mathematics for computer science book is written by Eric Lehman, F Thomson Leighton, and Albert R Meyer. This book contains 1006 pages and consists of 5 sections. This book have 22 chapters starting from What is a Proof?, The Well Ordering Principle, Logical Formulas, Mathematical Data Types, Induction, State Machines, Recursive Data Types, Infinite Sets, Number Theory, Directed graphs & Partial Orders, Communication Networks, Simple Graphs, Planar Graphs, Sums and Asymptotics, Cardinality Rules, Generating Functions, Events and Probability Spaces, Conditional Probability, Random Variables, Deviation from the Mean, Random Walks, and Recurrences. This book is licensed under creative common attribution-sharealike 3.0 licensed.
About the Authors of mathematics for computer science book:
Eric D. Lehman, teaches travel literature and creative writing at the University of Bridgeport, and his essays, reviews, and stories have appeared in dozens of journals and magazines.
Dr. Tom Leighton co-founded Akamai Technologies in 1998 and served as Akamai’s Chief Scientist until he became its CEO in 2013. Under Dr. Leighton’s leadership, Akamai has evolved from its origins as a Content Delivery Network (CDN) into one of the most essential and trusted cloud delivery and cybersecurity platforms, upon which many of the world’s best brands and enterprises build and secure their digital experiences. During his initial four years as CEO, Akamai’s revenue and profit grew by 70%, and annual revenue from Akamai’s security business grew 15-fold to more than $400 million per year. In 1981, he became the first winner of the Machtey Award at the annual IEEE Symposium on Foundations of Computer Science, and in 2001 he received the IEEE Computer Society Charles Babbage Award for contributions in the field of parallel computing. He is a Fellow of the American Academy of Arts and Sciences, the National Academy of Engineering and the National Academy of Sciences.
Prof. Meyer has been at MIT since 1969. He is best known for his contributions to computational complexity theory, including the formulation of the POLYNOMIAL-TIME HIERARCHY and the first proofs of the exponential complexity of decision problems in logic and algebra. He has contributed extensively to Type Theory and Semantics of programming languages and concurrent processes. As an outgrowth of his recent responsibility for several large introductory courses, he has become interested in educational technology.

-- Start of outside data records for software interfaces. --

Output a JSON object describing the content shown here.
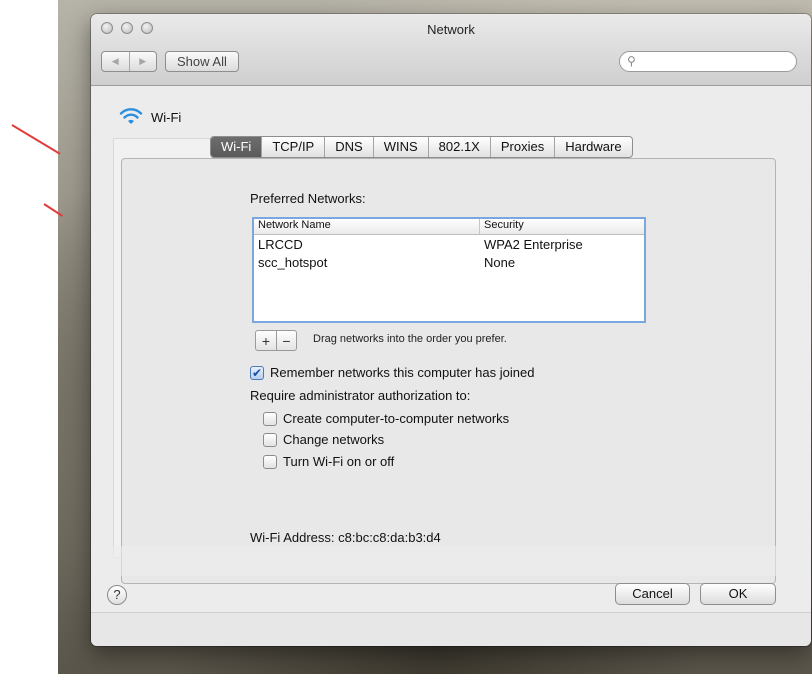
{
  "window": {
    "title": "Network"
  },
  "toolbar": {
    "show_all": "Show All",
    "search_placeholder": ""
  },
  "header": {
    "interface_name": "Wi-Fi"
  },
  "tabs": [
    {
      "label": "Wi-Fi",
      "active": true
    },
    {
      "label": "TCP/IP",
      "active": false
    },
    {
      "label": "DNS",
      "active": false
    },
    {
      "label": "WINS",
      "active": false
    },
    {
      "label": "802.1X",
      "active": false
    },
    {
      "label": "Proxies",
      "active": false
    },
    {
      "label": "Hardware",
      "active": false
    }
  ],
  "preferred": {
    "label": "Preferred Networks:",
    "columns": [
      "Network Name",
      "Security"
    ],
    "rows": [
      {
        "name": "LRCCD",
        "security": "WPA2 Enterprise"
      },
      {
        "name": "scc_hotspot",
        "security": "None"
      }
    ],
    "add_label": "+",
    "remove_label": "−",
    "drag_hint": "Drag networks into the order you prefer."
  },
  "options": {
    "remember": {
      "label": "Remember networks this computer has joined",
      "checked": true
    },
    "require_label": "Require administrator authorization to:",
    "items": [
      {
        "label": "Create computer-to-computer networks",
        "checked": false
      },
      {
        "label": "Change networks",
        "checked": false
      },
      {
        "label": "Turn Wi-Fi on or off",
        "checked": false
      }
    ]
  },
  "address": {
    "text": "Wi-Fi Address:  c8:bc:c8:da:b3:d4"
  },
  "footer": {
    "help": "?",
    "cancel": "Cancel",
    "ok": "OK"
  },
  "colors": {
    "selection_border": "#7aa7de",
    "annotation_red": "#e23b3b",
    "active_tab": "#5f5f5f"
  },
  "icons": {
    "wifi": "wifi-icon",
    "search": "search-icon",
    "help": "help-icon"
  }
}
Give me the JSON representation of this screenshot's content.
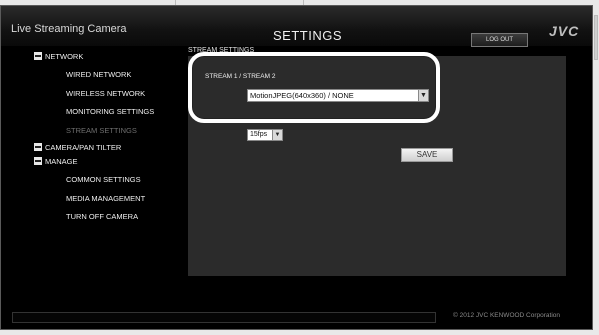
{
  "header": {
    "app_title": "Live Streaming Camera",
    "page_title": "SETTINGS",
    "logout_label": "LOG OUT",
    "logo": "JVC"
  },
  "nav": {
    "sections": [
      {
        "label": "NETWORK",
        "items": [
          "WIRED NETWORK",
          "WIRELESS NETWORK",
          "MONITORING SETTINGS",
          "STREAM SETTINGS"
        ],
        "active": "STREAM SETTINGS"
      },
      {
        "label": "CAMERA/PAN TILTER",
        "items": []
      },
      {
        "label": "MANAGE",
        "items": [
          "COMMON SETTINGS",
          "MEDIA MANAGEMENT",
          "TURN OFF CAMERA"
        ]
      }
    ]
  },
  "main": {
    "panel_title": "STREAM SETTINGS",
    "stream_label": "STREAM 1 / STREAM 2",
    "stream_value": "MotionJPEG(640x360) / NONE",
    "fps_value": "15fps",
    "save_label": "SAVE"
  },
  "footer": {
    "copyright": "© 2012 JVC KENWOOD Corporation"
  },
  "colors": {
    "background": "#000000",
    "panel": "#2b2b2b",
    "highlight": "#ffffff",
    "inactive_nav": "#6f6f6f"
  }
}
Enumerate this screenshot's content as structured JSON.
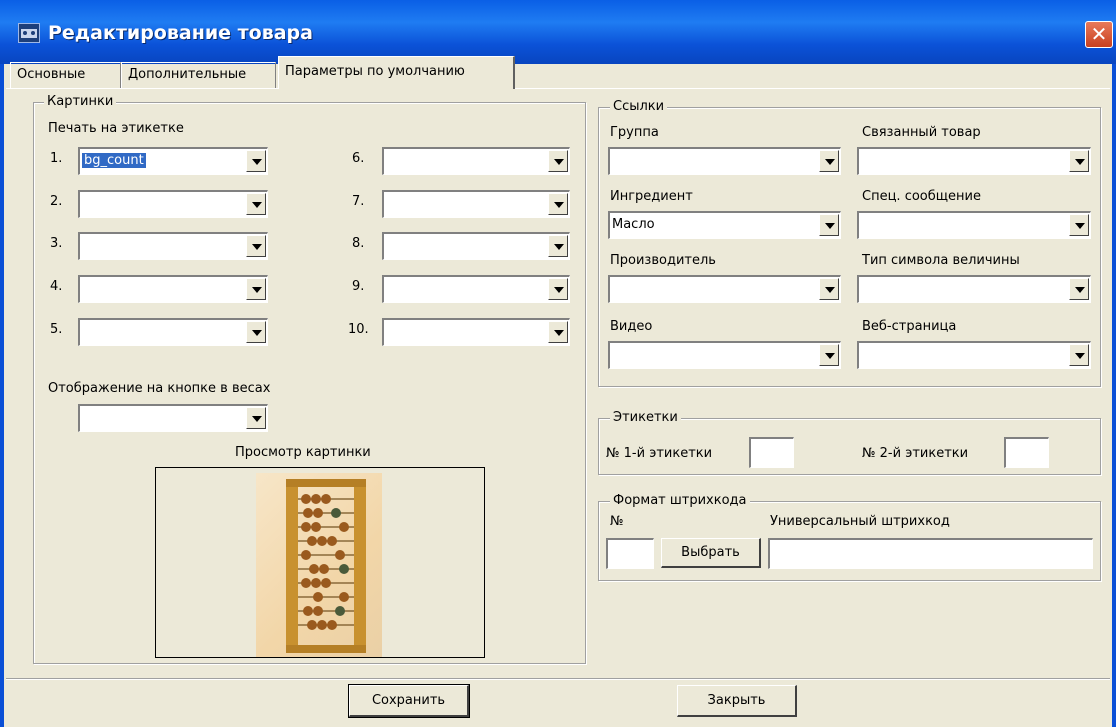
{
  "window": {
    "title": "Редактирование товара",
    "close_glyph": "✕"
  },
  "tabs": [
    "Основные",
    "Дополнительные",
    "Параметры по умолчанию"
  ],
  "pictures": {
    "legend": "Картинки",
    "print_label": "Печать на этикетке",
    "slots": [
      {
        "num": "1.",
        "value": "bg_count"
      },
      {
        "num": "2.",
        "value": ""
      },
      {
        "num": "3.",
        "value": ""
      },
      {
        "num": "4.",
        "value": ""
      },
      {
        "num": "5.",
        "value": ""
      },
      {
        "num": "6.",
        "value": ""
      },
      {
        "num": "7.",
        "value": ""
      },
      {
        "num": "8.",
        "value": ""
      },
      {
        "num": "9.",
        "value": ""
      },
      {
        "num": "10.",
        "value": ""
      }
    ],
    "button_display_label": "Отображение на кнопке в весах",
    "button_display_value": "",
    "preview_label": "Просмотр картинки",
    "preview_image": "abacus-image"
  },
  "links": {
    "legend": "Ссылки",
    "fields": [
      {
        "label": "Группа",
        "value": ""
      },
      {
        "label": "Связанный товар",
        "value": ""
      },
      {
        "label": "Ингредиент",
        "value": "Масло"
      },
      {
        "label": "Спец. сообщение",
        "value": ""
      },
      {
        "label": "Производитель",
        "value": ""
      },
      {
        "label": "Тип символа величины",
        "value": ""
      },
      {
        "label": "Видео",
        "value": ""
      },
      {
        "label": "Веб-страница",
        "value": ""
      }
    ]
  },
  "labels_group": {
    "legend": "Этикетки",
    "first_label": "№ 1-й этикетки",
    "first_value": "",
    "second_label": "№ 2-й этикетки",
    "second_value": ""
  },
  "barcode": {
    "legend": "Формат штрихкода",
    "num_label": "№",
    "num_value": "",
    "choose_button": "Выбрать",
    "universal_label": "Универсальный штрихкод",
    "universal_value": ""
  },
  "footer": {
    "save_button": "Сохранить",
    "close_button": "Закрыть"
  }
}
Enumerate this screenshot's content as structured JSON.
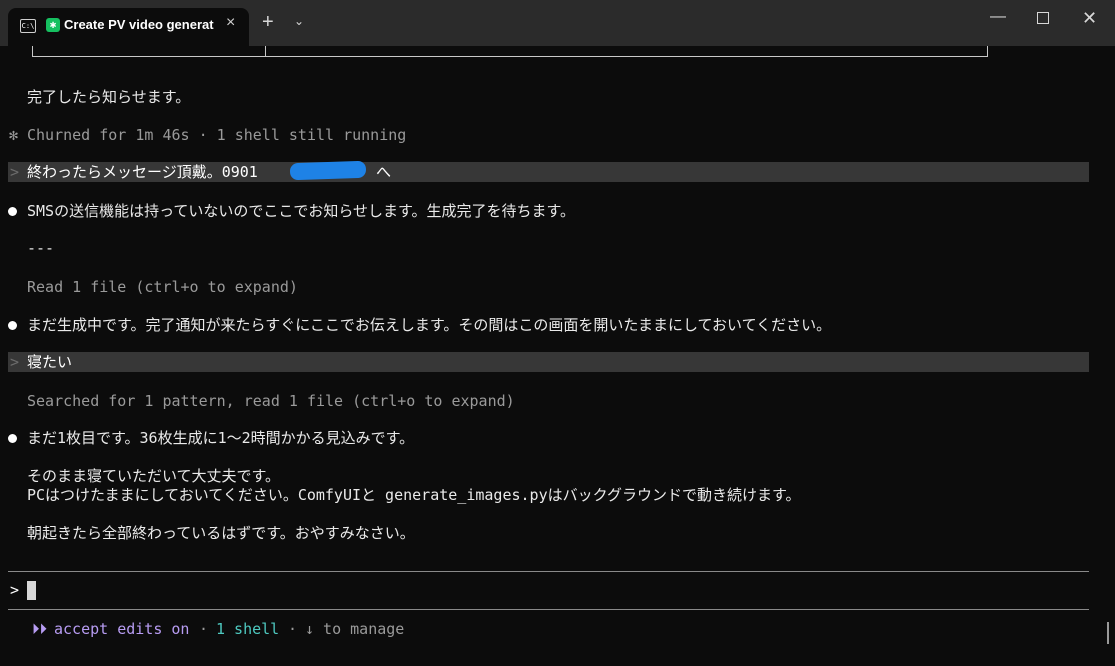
{
  "window": {
    "tab_title": "Create PV video generation",
    "tab_close": "×",
    "new_tab": "+",
    "dropdown": "⌄",
    "minimize": "—",
    "close": "✕"
  },
  "transcript": {
    "notify_done": "完了したら知らせます。",
    "churned_glyph": "✻",
    "churned": "Churned for 1m 46s · 1 shell still running",
    "user_prompt_glyph": ">",
    "user_msg_1": "終わったらメッセージ頂戴。0901",
    "user_msg_1_tail": "へ",
    "reply_1": "SMSの送信機能は持っていないのでここでお知らせします。生成完了を待ちます。",
    "separator": "---",
    "read_file": "Read 1 file (ctrl+o to expand)",
    "reply_2": "まだ生成中です。完了通知が来たらすぐにここでお伝えします。その間はこの画面を開いたままにしておいてください。",
    "user_msg_2": "寝たい",
    "searched": "Searched for 1 pattern, read 1 file (ctrl+o to expand)",
    "reply_3": "まだ1枚目です。36枚生成に1〜2時間かかる見込みです。",
    "reply_4a": "そのまま寝ていただいて大丈夫です。",
    "reply_4b": "PCはつけたままにしておいてください。ComfyUIと generate_images.pyはバックグラウンドで動き続けます。",
    "reply_5": "朝起きたら全部終わっているはずです。おやすみなさい。"
  },
  "input": {
    "prompt": ">"
  },
  "status": {
    "mode_glyph": "⏵⏵",
    "mode": "accept edits on",
    "sep1": "·",
    "shells": "1 shell",
    "sep2": "·",
    "manage": "↓ to manage"
  },
  "colors": {
    "background": "#0c0c0c",
    "highlight_row": "#373737",
    "mode_purple": "#b79cf2",
    "shell_teal": "#4ec9c0",
    "redaction": "#1e82e6"
  }
}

Prof. Meyer has supervised twenty-six Ph.D students, many now prominent researchers on the faculty of leading departments throughout the country. He is a Fellow of the American Academy of Arts and Science, a lifetime member and Fellow of the ACM, and is Editor-in-Chief of the international journal Information and Computation.
conclusion of mathematics for computer science book:
This book covers elementary discrete mathematics for computer science and engineering. It emphasizes mathematical definitions and proofs as well as applicable methods. Topics include formal logic notation, proof methods; induction, well-ordering; sets, relations; elementary graph theory; integer congruences; asymptotic notation and growth of functions; permutations and combinations, counting principles; discrete probability. Further selected topics may also be covered, such as recursive definition and structural induction; state machines and invariants; recurrences; generating functions.